- Funding: NIDA R01 DA12297
- Principal Investigator: Lee Ann Kaskutas, DrPH

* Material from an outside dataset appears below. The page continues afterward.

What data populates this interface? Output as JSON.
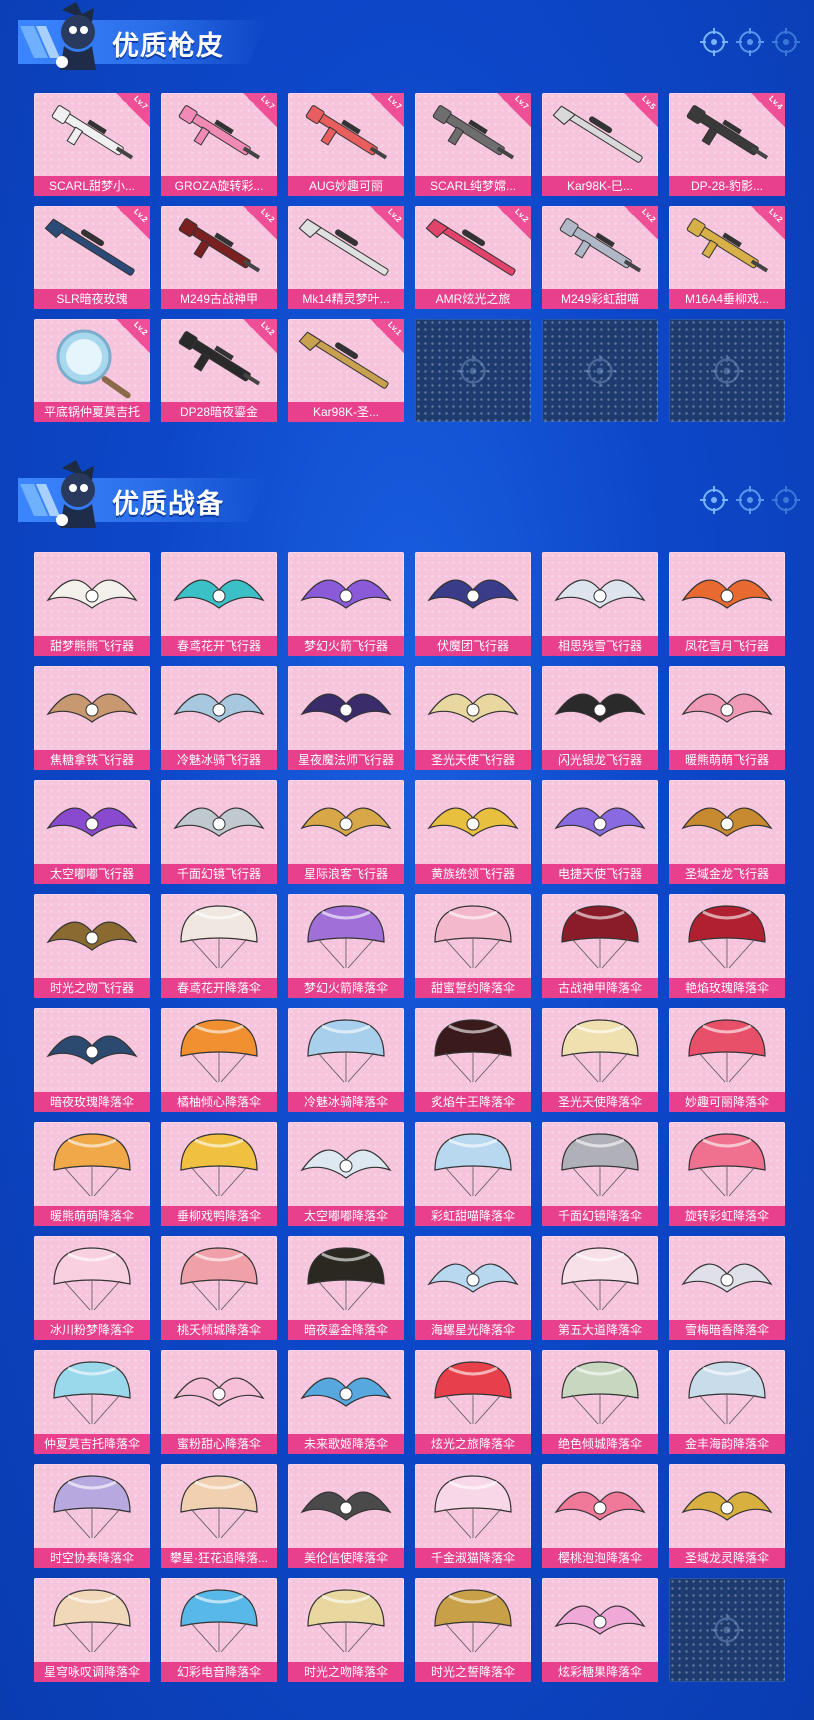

As increasing numbers of individuals enter treatment for substance abuse and dependence, an era of cost containment challenges the cost effectiveness of traditional inpatient care. Clinical studies suggest that outpatient treatment for alcohol abuse and dependence may be as effective as inpatient treatment and is generally much less expensive, but few studies have included more severe patients or studied less costly non-hospital-based residential treatments. Further, it remains costly to provide chemical dependency treatment services even in the outpatient setting. In response to the challenge of providing cost-effective wraparound services of patients with server problems and high relapse potential, a large Health Maintenance Organization has recently contracted with residential recovery programs to provide a new residential benefit. This study undertakes a controlled, random assignment comparison of 768 patients eligible for the new benefit. Subjects will be assigned to one of the two treatment settings—intensive outpatient (19 group sessions per week) or residential recovery (20 group sessions per week)—to enable comparison of two types of treatment available in a real world” HMO serving a heterogenous population (33% women 22% African American 14% Hispanic) reflective of many urban communities. Using an intent-to-treat model the study considers independent variables including during-treatment service mix/intensity retention informal peer helping and use of aftercare as well as post-treatment outcome and improvement rates in abstinence drug use and alcohol consumption medical and psychiatric problems and employment legal and family/social problems. Ethnographic observation will augment the survey data. Since a central goal of both treatments is fostering strong affiliation with groups such as AA/NA/CA the project will consider variables such as social network support for abstinence and affiliation with 12-step programs; their role in the causal pathway to abstinence will also be assessed. The study will measure patient utilization of health and social services one year prior to and one year following treatment and will also compare costs of providing each treatment. The relative cost effectiveness of intensive outpatient and residential recovery under managed care will be analyzed. The study will confirm treatment content and will identify patient characteristics associated with successful treatment outcomes in each setting.